Activity: Your answer must be an exact copy of the records below, with no pictures in it.

::: Data excerpts

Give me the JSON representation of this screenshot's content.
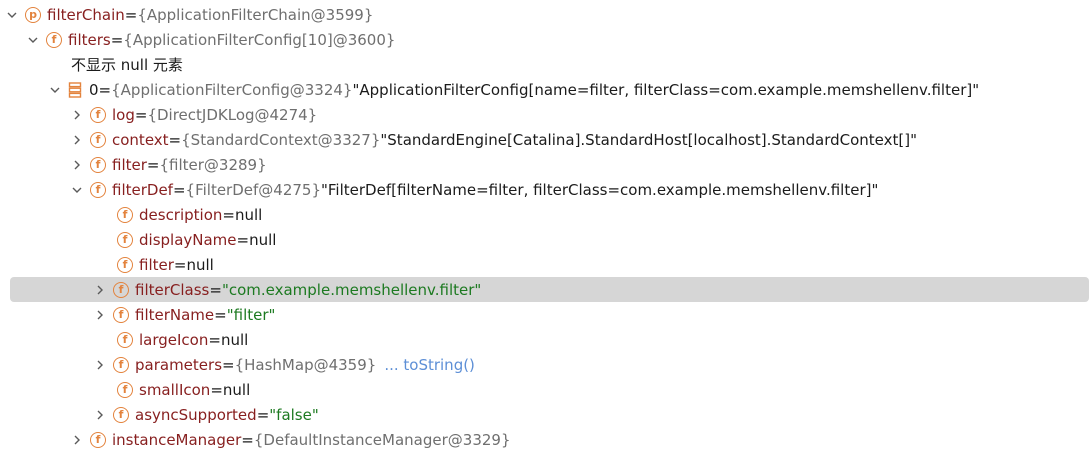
{
  "rows": [
    {
      "name": "filterChain",
      "eq": " = ",
      "ref": "{ApplicationFilterChain@3599}",
      "icon": "p"
    },
    {
      "name": "filters",
      "eq": " = ",
      "ref": "{ApplicationFilterConfig[10]@3600}",
      "icon": "f"
    },
    {
      "text": "不显示 null 元素"
    },
    {
      "name": "0",
      "eq": " = ",
      "ref": "{ApplicationFilterConfig@3324}",
      "str": " \"ApplicationFilterConfig[name=filter, filterClass=com.example.memshellenv.filter]\""
    },
    {
      "name": "log",
      "eq": " = ",
      "ref": "{DirectJDKLog@4274}"
    },
    {
      "name": "context",
      "eq": " = ",
      "ref": "{StandardContext@3327}",
      "str": " \"StandardEngine[Catalina].StandardHost[localhost].StandardContext[]\""
    },
    {
      "name": "filter",
      "eq": " = ",
      "ref": "{filter@3289}"
    },
    {
      "name": "filterDef",
      "eq": " = ",
      "ref": "{FilterDef@4275}",
      "str": " \"FilterDef[filterName=filter, filterClass=com.example.memshellenv.filter]\""
    },
    {
      "name": "description",
      "eq": " = ",
      "val": "null"
    },
    {
      "name": "displayName",
      "eq": " = ",
      "val": "null"
    },
    {
      "name": "filter",
      "eq": " = ",
      "val": "null"
    },
    {
      "name": "filterClass",
      "eq": " = ",
      "green": "\"com.example.memshellenv.filter\""
    },
    {
      "name": "filterName",
      "eq": " = ",
      "green": "\"filter\""
    },
    {
      "name": "largeIcon",
      "eq": " = ",
      "val": "null"
    },
    {
      "name": "parameters",
      "eq": " = ",
      "ref": "{HashMap@4359}",
      "link": "... toString()"
    },
    {
      "name": "smallIcon",
      "eq": " = ",
      "val": "null"
    },
    {
      "name": "asyncSupported",
      "eq": " = ",
      "green": "\"false\""
    },
    {
      "name": "instanceManager",
      "eq": " = ",
      "ref": "{DefaultInstanceManager@3329}"
    }
  ],
  "colors": {
    "field_icon": "#e3833d",
    "field_name": "#871f1f",
    "reference": "#6f6f6f",
    "string_value": "#1d7a21",
    "link": "#5d8fd6",
    "selection": "#d6d6d6"
  }
}
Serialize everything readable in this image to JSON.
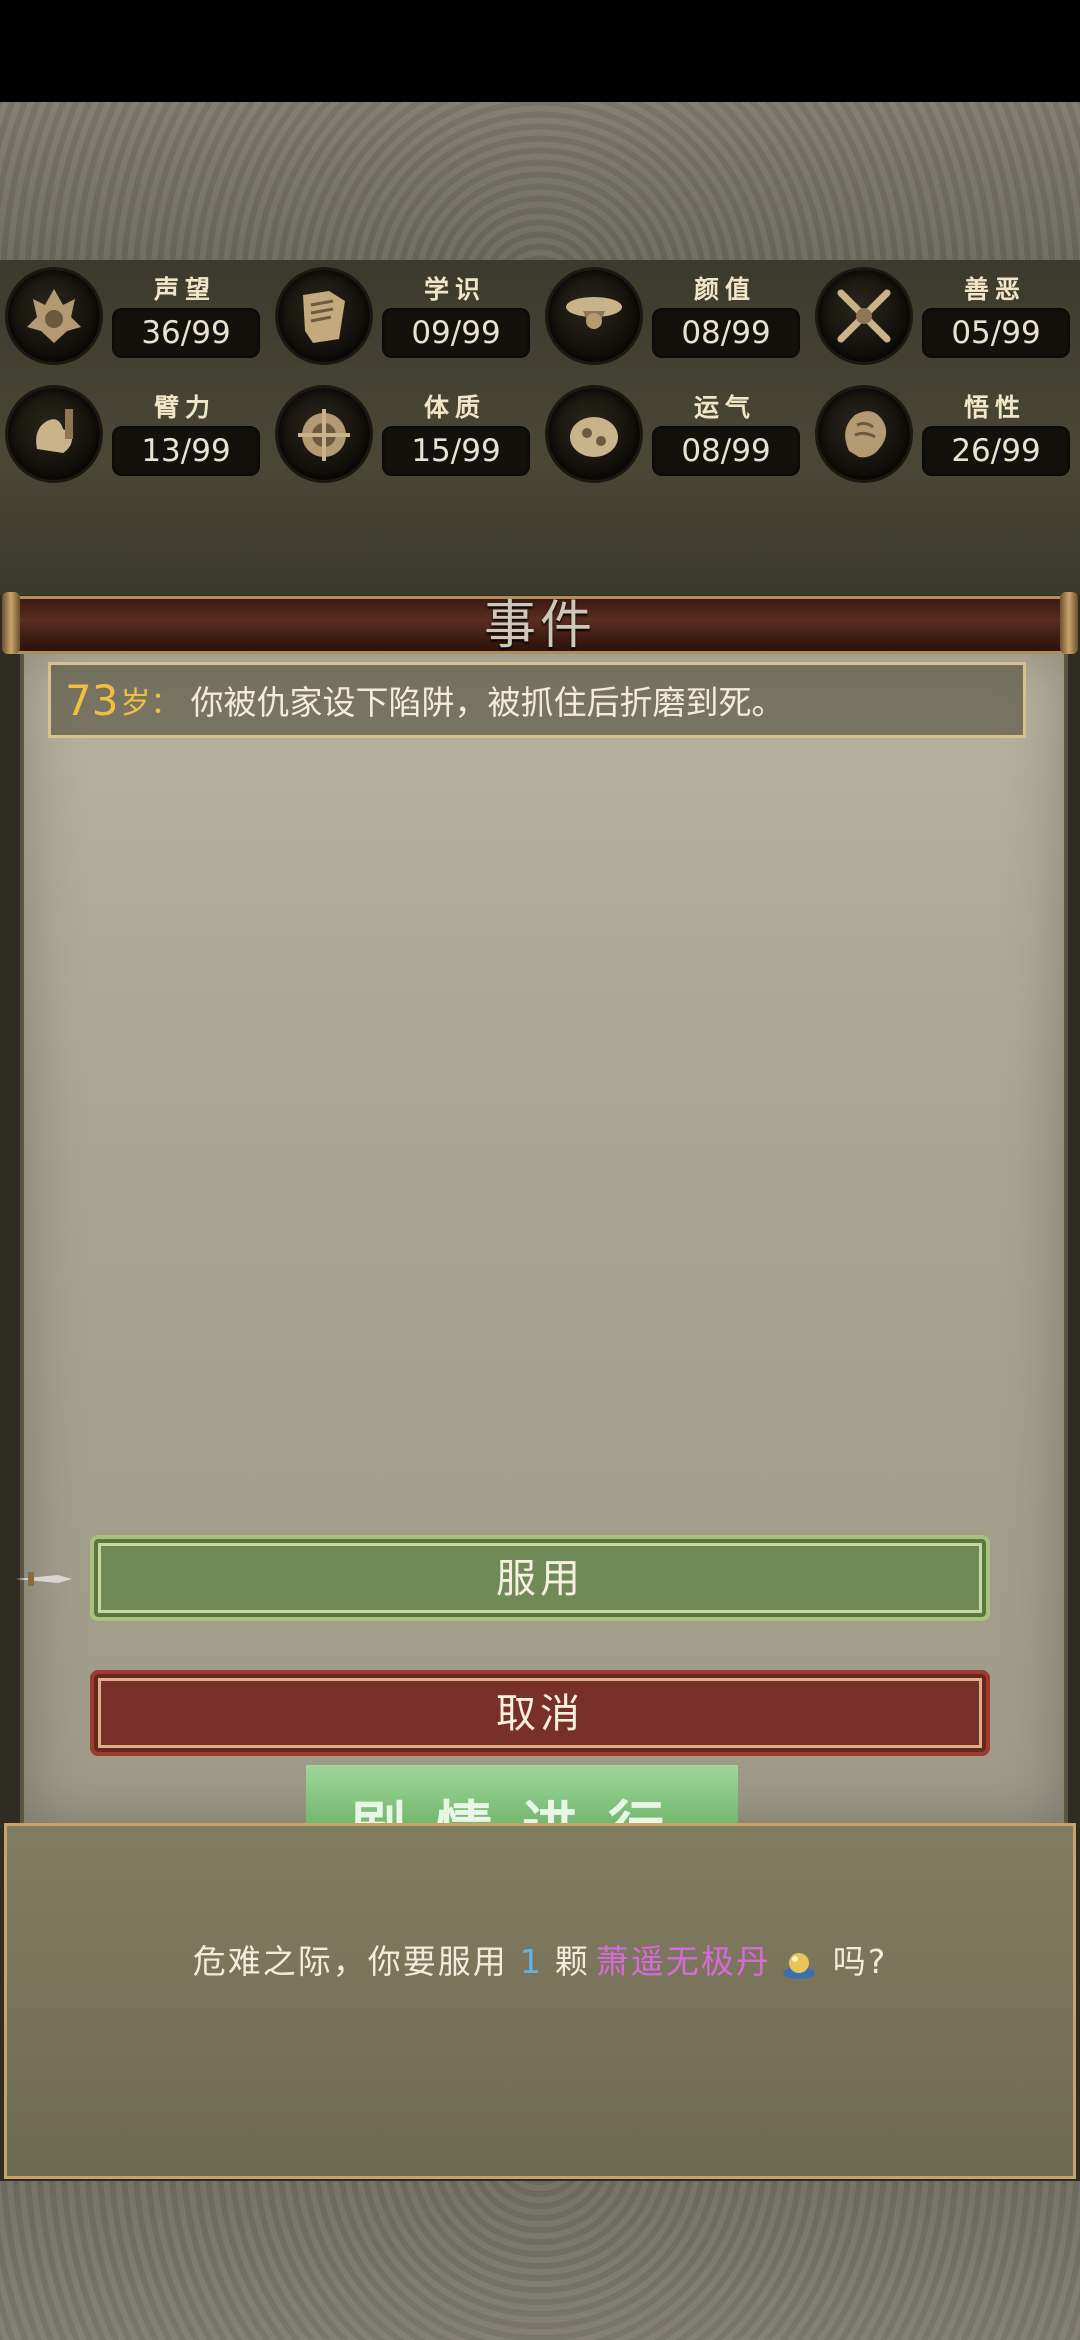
{
  "stats": [
    {
      "name": "声望",
      "value": "36/99",
      "icon": "reputation-icon"
    },
    {
      "name": "学识",
      "value": "09/99",
      "icon": "knowledge-icon"
    },
    {
      "name": "颜值",
      "value": "08/99",
      "icon": "appearance-icon"
    },
    {
      "name": "善恶",
      "value": "05/99",
      "icon": "morality-icon"
    },
    {
      "name": "臂力",
      "value": "13/99",
      "icon": "strength-icon"
    },
    {
      "name": "体质",
      "value": "15/99",
      "icon": "constitution-icon"
    },
    {
      "name": "运气",
      "value": "08/99",
      "icon": "luck-icon"
    },
    {
      "name": "悟性",
      "value": "26/99",
      "icon": "comprehension-icon"
    }
  ],
  "event": {
    "title": "事件",
    "age": "73",
    "age_unit": "岁：",
    "text": "你被仇家设下陷阱，被抓住后折磨到死。"
  },
  "choices": {
    "use_label": "服用",
    "cancel_label": "取消"
  },
  "hidden_tab_label": "剧情进行",
  "dialog": {
    "prefix": "危难之际，你要服用",
    "count": "1",
    "measure": "颗",
    "item": "萧遥无极丹",
    "suffix": "吗?"
  },
  "colors": {
    "use_button": "#6f8a56",
    "cancel_button": "#7a302a",
    "age_highlight": "#f0c040",
    "count_highlight": "#5fb6e4",
    "item_highlight": "#d56bd7"
  }
}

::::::

Solution for this exercise:
Give me the JSON representation of this screenshot's content.
{
  "rows": [
    {
      "name": "filterChain",
      "eq": " = ",
      "ref": "{ApplicationFilterChain@3599}",
      "icon": "p"
    },
    {
      "name": "filters",
      "eq": " = ",
      "ref": "{ApplicationFilterConfig[10]@3600}",
      "icon": "f"
    },
    {
      "text": "不显示 null 元素"
    },
    {
      "name": "0",
      "eq": " = ",
      "ref": "{ApplicationFilterConfig@3324}",
      "str": " \"ApplicationFilterConfig[name=filter, filterClass=com.example.memshellenv.filter]\""
    },
    {
      "name": "log",
      "eq": " = ",
      "ref": "{DirectJDKLog@4274}"
    },
    {
      "name": "context",
      "eq": " = ",
      "ref": "{StandardContext@3327}",
      "str": " \"StandardEngine[Catalina].StandardHost[localhost].StandardContext[]\""
    },
    {
      "name": "filter",
      "eq": " = ",
      "ref": "{filter@3289}"
    },
    {
      "name": "filterDef",
      "eq": " = ",
      "ref": "{FilterDef@4275}",
      "str": " \"FilterDef[filterName=filter, filterClass=com.example.memshellenv.filter]\""
    },
    {
      "name": "description",
      "eq": " = ",
      "val": "null"
    },
    {
      "name": "displayName",
      "eq": " = ",
      "val": "null"
    },
    {
      "name": "filter",
      "eq": " = ",
      "val": "null"
    },
    {
      "name": "filterClass",
      "eq": " = ",
      "green": "\"com.example.memshellenv.filter\""
    },
    {
      "name": "filterName",
      "eq": " = ",
      "green": "\"filter\""
    },
    {
      "name": "largeIcon",
      "eq": " = ",
      "val": "null"
    },
    {
      "name": "parameters",
      "eq": " = ",
      "ref": "{HashMap@4359}",
      "link": "... toString()"
    },
    {
      "name": "smallIcon",
      "eq": " = ",
      "val": "null"
    },
    {
      "name": "asyncSupported",
      "eq": " = ",
      "green": "\"false\""
    },
    {
      "name": "instanceManager",
      "eq": " = ",
      "ref": "{DefaultInstanceManager@3329}"
    }
  ],
  "colors": {
    "field_icon": "#e3833d",
    "field_name": "#871f1f",
    "reference": "#6f6f6f",
    "string_value": "#1d7a21",
    "link": "#5d8fd6",
    "selection": "#d6d6d6"
  }
}
Serialize everything readable in this image to JSON.
{
  "stats": [
    {
      "name": "声望",
      "value": "36/99",
      "icon": "reputation-icon"
    },
    {
      "name": "学识",
      "value": "09/99",
      "icon": "knowledge-icon"
    },
    {
      "name": "颜值",
      "value": "08/99",
      "icon": "appearance-icon"
    },
    {
      "name": "善恶",
      "value": "05/99",
      "icon": "morality-icon"
    },
    {
      "name": "臂力",
      "value": "13/99",
      "icon": "strength-icon"
    },
    {
      "name": "体质",
      "value": "15/99",
      "icon": "constitution-icon"
    },
    {
      "name": "运气",
      "value": "08/99",
      "icon": "luck-icon"
    },
    {
      "name": "悟性",
      "value": "26/99",
      "icon": "comprehension-icon"
    }
  ],
  "event": {
    "title": "事件",
    "age": "73",
    "age_unit": "岁：",
    "text": "你被仇家设下陷阱，被抓住后折磨到死。"
  },
  "choices": {
    "use_label": "服用",
    "cancel_label": "取消"
  },
  "hidden_tab_label": "剧情进行",
  "dialog": {
    "prefix": "危难之际，你要服用",
    "count": "1",
    "measure": "颗",
    "item": "萧遥无极丹",
    "suffix": "吗?"
  },
  "colors": {
    "use_button": "#6f8a56",
    "cancel_button": "#7a302a",
    "age_highlight": "#f0c040",
    "count_highlight": "#5fb6e4",
    "item_highlight": "#d56bd7"
  }
}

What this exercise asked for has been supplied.